Below are the records; work out how many lines among them contain "Contact", and write nothing besides that number.
- - - - - - -
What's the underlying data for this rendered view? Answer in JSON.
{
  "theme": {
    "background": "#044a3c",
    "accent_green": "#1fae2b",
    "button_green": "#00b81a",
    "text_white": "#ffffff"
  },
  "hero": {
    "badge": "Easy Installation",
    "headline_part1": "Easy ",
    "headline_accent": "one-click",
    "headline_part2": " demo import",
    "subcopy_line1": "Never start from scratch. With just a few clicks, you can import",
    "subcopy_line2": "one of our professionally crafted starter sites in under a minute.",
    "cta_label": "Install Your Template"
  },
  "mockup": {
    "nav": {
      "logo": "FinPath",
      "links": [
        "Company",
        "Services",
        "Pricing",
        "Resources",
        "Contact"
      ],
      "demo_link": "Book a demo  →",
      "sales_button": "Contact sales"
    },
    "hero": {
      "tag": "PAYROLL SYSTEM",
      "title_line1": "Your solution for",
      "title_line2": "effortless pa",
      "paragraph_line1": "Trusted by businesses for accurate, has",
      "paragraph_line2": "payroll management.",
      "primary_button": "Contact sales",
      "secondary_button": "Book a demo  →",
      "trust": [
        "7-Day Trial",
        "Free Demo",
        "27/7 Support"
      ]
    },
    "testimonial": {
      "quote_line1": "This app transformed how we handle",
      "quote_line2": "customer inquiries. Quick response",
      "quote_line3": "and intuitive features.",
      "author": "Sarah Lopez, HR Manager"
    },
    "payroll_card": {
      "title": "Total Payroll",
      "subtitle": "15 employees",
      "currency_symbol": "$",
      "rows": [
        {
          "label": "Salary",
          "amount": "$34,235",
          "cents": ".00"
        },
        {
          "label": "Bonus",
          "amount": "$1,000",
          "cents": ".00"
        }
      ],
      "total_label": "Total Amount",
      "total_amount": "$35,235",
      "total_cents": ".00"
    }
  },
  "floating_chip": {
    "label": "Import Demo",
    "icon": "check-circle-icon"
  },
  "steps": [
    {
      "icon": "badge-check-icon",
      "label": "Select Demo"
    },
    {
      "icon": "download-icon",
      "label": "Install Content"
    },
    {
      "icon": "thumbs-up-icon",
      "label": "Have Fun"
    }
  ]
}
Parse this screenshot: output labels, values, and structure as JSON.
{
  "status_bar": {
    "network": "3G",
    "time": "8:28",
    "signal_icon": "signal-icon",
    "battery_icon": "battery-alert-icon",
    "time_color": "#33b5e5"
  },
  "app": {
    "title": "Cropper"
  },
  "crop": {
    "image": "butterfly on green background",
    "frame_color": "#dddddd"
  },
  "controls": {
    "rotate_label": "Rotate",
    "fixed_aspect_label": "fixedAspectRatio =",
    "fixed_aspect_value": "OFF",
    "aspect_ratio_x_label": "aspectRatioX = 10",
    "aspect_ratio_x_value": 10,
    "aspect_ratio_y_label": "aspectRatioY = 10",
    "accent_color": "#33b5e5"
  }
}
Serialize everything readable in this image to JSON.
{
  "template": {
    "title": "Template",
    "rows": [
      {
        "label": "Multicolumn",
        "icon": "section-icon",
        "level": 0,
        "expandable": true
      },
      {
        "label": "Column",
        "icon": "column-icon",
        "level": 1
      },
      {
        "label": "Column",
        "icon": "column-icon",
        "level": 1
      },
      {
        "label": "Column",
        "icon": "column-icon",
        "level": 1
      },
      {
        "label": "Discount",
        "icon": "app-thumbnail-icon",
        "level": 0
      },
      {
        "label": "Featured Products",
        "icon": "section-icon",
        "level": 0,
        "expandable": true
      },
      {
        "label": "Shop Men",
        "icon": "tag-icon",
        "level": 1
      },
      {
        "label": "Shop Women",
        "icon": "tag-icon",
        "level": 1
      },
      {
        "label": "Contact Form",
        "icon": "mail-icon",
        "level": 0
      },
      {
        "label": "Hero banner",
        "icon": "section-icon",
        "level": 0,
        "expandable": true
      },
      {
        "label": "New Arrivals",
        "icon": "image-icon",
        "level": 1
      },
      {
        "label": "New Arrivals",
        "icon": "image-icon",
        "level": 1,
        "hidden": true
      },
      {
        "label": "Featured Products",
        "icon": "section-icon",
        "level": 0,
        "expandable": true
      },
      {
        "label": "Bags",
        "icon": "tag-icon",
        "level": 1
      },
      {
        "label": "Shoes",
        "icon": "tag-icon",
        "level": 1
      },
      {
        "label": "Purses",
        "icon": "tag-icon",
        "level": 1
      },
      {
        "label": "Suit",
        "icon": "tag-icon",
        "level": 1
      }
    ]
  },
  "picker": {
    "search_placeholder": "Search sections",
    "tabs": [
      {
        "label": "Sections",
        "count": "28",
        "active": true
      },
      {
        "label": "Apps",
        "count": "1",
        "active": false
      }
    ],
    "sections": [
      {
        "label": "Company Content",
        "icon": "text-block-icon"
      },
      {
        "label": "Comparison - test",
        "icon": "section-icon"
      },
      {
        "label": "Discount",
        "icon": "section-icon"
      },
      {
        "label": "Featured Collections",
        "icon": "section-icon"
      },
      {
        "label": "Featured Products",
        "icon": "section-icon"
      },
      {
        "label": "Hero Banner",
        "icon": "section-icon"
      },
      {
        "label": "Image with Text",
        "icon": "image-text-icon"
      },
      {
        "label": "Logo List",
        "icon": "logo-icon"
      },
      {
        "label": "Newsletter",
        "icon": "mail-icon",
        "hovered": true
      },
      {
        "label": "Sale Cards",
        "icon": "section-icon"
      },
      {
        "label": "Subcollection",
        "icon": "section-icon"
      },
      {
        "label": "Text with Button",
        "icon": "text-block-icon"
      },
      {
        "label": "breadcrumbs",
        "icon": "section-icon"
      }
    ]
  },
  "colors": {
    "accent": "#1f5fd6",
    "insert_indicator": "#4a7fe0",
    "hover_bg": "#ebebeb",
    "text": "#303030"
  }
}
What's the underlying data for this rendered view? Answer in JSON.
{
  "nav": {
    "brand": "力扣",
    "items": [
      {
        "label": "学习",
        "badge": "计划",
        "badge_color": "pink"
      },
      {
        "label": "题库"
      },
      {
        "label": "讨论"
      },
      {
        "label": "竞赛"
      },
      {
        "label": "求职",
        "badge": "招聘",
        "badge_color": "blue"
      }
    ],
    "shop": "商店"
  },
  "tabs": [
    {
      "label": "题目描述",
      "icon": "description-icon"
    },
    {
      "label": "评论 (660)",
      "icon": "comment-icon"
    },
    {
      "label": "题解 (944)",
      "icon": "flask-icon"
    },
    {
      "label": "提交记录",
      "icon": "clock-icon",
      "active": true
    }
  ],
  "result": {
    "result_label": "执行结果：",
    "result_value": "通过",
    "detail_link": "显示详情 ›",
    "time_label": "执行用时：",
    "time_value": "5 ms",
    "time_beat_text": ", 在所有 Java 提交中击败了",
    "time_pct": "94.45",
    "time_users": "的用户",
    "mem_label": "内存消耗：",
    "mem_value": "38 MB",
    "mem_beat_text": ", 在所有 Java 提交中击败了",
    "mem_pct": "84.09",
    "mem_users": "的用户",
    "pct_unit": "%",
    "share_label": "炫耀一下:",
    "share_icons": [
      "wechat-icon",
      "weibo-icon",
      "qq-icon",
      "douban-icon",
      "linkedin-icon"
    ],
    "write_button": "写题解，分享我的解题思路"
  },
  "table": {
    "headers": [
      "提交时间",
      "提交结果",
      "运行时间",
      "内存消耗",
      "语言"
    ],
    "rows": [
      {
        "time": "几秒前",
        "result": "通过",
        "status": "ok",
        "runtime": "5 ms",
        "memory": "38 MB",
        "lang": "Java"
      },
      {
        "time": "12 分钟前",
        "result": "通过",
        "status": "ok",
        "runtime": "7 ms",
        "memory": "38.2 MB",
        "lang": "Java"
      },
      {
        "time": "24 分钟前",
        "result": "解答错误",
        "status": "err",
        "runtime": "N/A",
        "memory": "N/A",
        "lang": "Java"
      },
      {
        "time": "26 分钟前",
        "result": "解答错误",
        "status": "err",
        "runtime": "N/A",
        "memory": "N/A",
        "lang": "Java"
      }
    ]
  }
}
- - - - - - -
» **Answer to this task**
4